By Accommodation Times Bureau
1. India’s urban housing shortage is estimated at nearly 18.78 million households in 2012
2. India’s urban population has grown at a CAGR of 2.8 percent over 2001-2011, resulting in an increase in the urbanization rate from 27.8 percent to 31.2 percent
3. Over 2012-2050, the pace of urbanization is likely to increase at a CAGR of 2.1 percent –double than that of China
By 2050, 900 million people will be added to Indian cities. The rapid pace
of urbanization owing to the rural–urban migration is putting a strain on the urban infrastructure in these cities, indicates the KPMG – NAREDCO study on Real Estate and Construction industry, “Bridging the Urban Housing Shortage in India”.
The report discusses at length, the rising trend of urbanization in India and the looming urban housing shortage. It further deliberates on the constraints faced by real estate developers in their bid to bridge the gap through affordable housing. Finally, the study dwells on the measures that can be taken by various stakeholders, which can make housing affordable for the urban masses in India.
India’s urban housing shortage is estimated at nearly 18.78 million households in 2012. Besides those living in obsolescent houses, 80 percent of these households are living in congested houses and require new houses.
The report also highlights that nearly one million households are living in ‘non-serviceable katcha houses’, while over half a million households are in homeless conditions.
KPMG highlights the unavailability of urban land as one of the key constraints for Real Estate developers. High population density in urban areas has triggered a huge demand for urban land. There is a growing need to revisit previously conceived government regulations, which have created an artificial land shortage and pushed up land prices in India. Without Government support, the limited availability of land in urban areas makes it unviable for developers to take up affordable housing projects.
Delay in approvals from multiple local authorities, rising construction costs, lack of skilled manpower, financing constraints for low-income groups, limited financing avenues for developers, the need to re-look laws & building guidelines and disputable taxation regimes, are the other key constraints for Real Estate developers, says the KPMG – NAREDCO report.

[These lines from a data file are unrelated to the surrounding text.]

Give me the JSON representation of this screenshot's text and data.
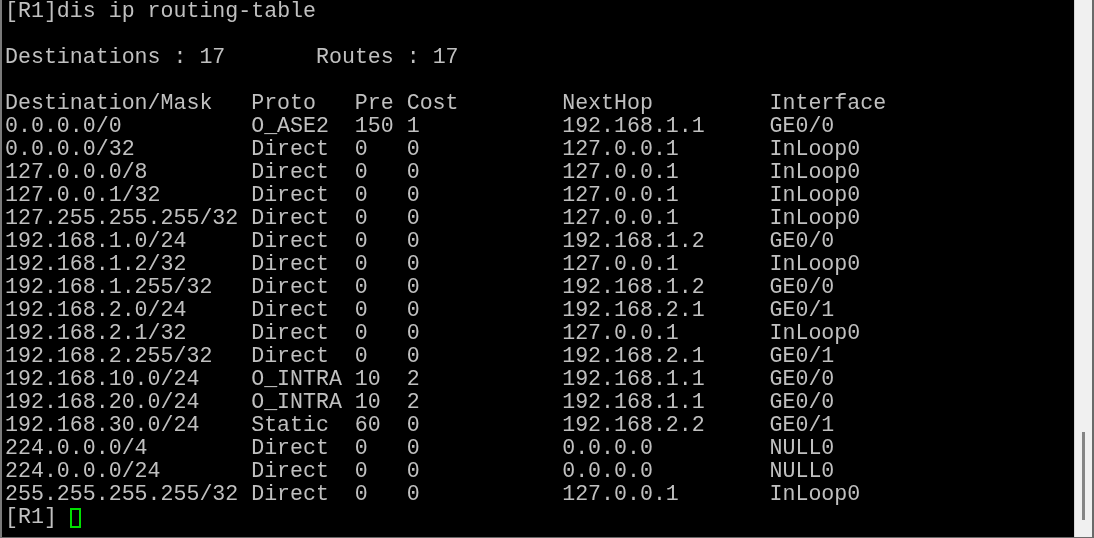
{
  "terminal": {
    "command": "[R1]dis ip routing-table",
    "summary": [
      "Destinations : 17",
      "Routes : 17"
    ],
    "columns": [
      "Destination/Mask",
      "Proto",
      "Pre",
      "Cost",
      "NextHop",
      "Interface"
    ],
    "rows": [
      [
        "0.0.0.0/0",
        "O_ASE2",
        "150",
        "1",
        "192.168.1.1",
        "GE0/0"
      ],
      [
        "0.0.0.0/32",
        "Direct",
        "0",
        "0",
        "127.0.0.1",
        "InLoop0"
      ],
      [
        "127.0.0.0/8",
        "Direct",
        "0",
        "0",
        "127.0.0.1",
        "InLoop0"
      ],
      [
        "127.0.0.1/32",
        "Direct",
        "0",
        "0",
        "127.0.0.1",
        "InLoop0"
      ],
      [
        "127.255.255.255/32",
        "Direct",
        "0",
        "0",
        "127.0.0.1",
        "InLoop0"
      ],
      [
        "192.168.1.0/24",
        "Direct",
        "0",
        "0",
        "192.168.1.2",
        "GE0/0"
      ],
      [
        "192.168.1.2/32",
        "Direct",
        "0",
        "0",
        "127.0.0.1",
        "InLoop0"
      ],
      [
        "192.168.1.255/32",
        "Direct",
        "0",
        "0",
        "192.168.1.2",
        "GE0/0"
      ],
      [
        "192.168.2.0/24",
        "Direct",
        "0",
        "0",
        "192.168.2.1",
        "GE0/1"
      ],
      [
        "192.168.2.1/32",
        "Direct",
        "0",
        "0",
        "127.0.0.1",
        "InLoop0"
      ],
      [
        "192.168.2.255/32",
        "Direct",
        "0",
        "0",
        "192.168.2.1",
        "GE0/1"
      ],
      [
        "192.168.10.0/24",
        "O_INTRA",
        "10",
        "2",
        "192.168.1.1",
        "GE0/0"
      ],
      [
        "192.168.20.0/24",
        "O_INTRA",
        "10",
        "2",
        "192.168.1.1",
        "GE0/0"
      ],
      [
        "192.168.30.0/24",
        "Static",
        "60",
        "0",
        "192.168.2.2",
        "GE0/1"
      ],
      [
        "224.0.0.0/4",
        "Direct",
        "0",
        "0",
        "0.0.0.0",
        "NULL0"
      ],
      [
        "224.0.0.0/24",
        "Direct",
        "0",
        "0",
        "0.0.0.0",
        "NULL0"
      ],
      [
        "255.255.255.255/32",
        "Direct",
        "0",
        "0",
        "127.0.0.1",
        "InLoop0"
      ]
    ],
    "prompt": "[R1]"
  }
}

Neeraj Bansal, Director – Real Estate, KPMG in India, suggests the way forward, “The Government needs to ensure adequate availability of land for housing and infrastructure by computerization of land records, use of Geographical Information Systems, efficient dispute redressal mechanisms and implementation of master plans”.“Also, providing incentives, which can reduce the construction cost for developers would not only make
the project viable for developers, but also make it affordable for the buyers”, he added.
Developers should leverage on innovative and low-cost technologies such as pre-fabrication, which can be used to construct affordable houses quickly and cost–effectively, suggeststhe report.
The Government should subsidize construction costs by providing exemption on taxes and duties on construction materials, providing subsidy to developers for R&D in new low-cost materials and technologies and by lowering the cost of borrowing for development of affordable housing projects.